TASK PROMPT> Report only the number of lines in the following entries where the word "Record" occurs.

Items from an interface collection>
• • • •
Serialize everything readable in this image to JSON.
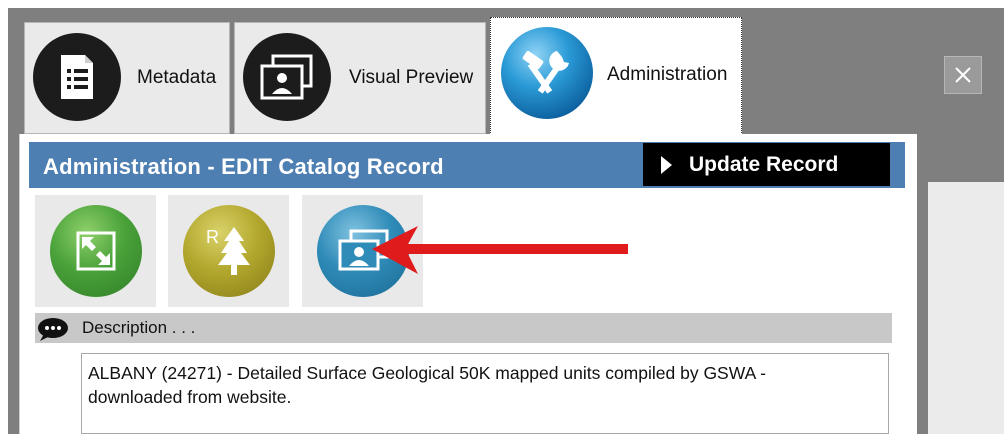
{
  "tabs": [
    {
      "label": "Metadata",
      "icon": "document-list-icon"
    },
    {
      "label": "Visual Preview",
      "icon": "photo-frames-icon"
    },
    {
      "label": "Administration",
      "icon": "tools-icon",
      "selected": true
    }
  ],
  "close_icon": "close-icon",
  "admin": {
    "title": "Administration - EDIT Catalog Record",
    "update_label": "Update Record",
    "tools": [
      {
        "icon": "extent-arrows-icon"
      },
      {
        "icon": "resource-tree-icon"
      },
      {
        "icon": "preview-image-icon"
      }
    ],
    "description_label": "Description . . .",
    "description_value": "ALBANY (24271) - Detailed Surface Geological 50K mapped units compiled by GSWA -\ndownloaded from website."
  },
  "colors": {
    "title_bar": "#4e7fb3",
    "update_button": "#000000",
    "arrow": "#e01b1b",
    "frame": "#7f7f7f"
  }
}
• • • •
TASK RESULT> 2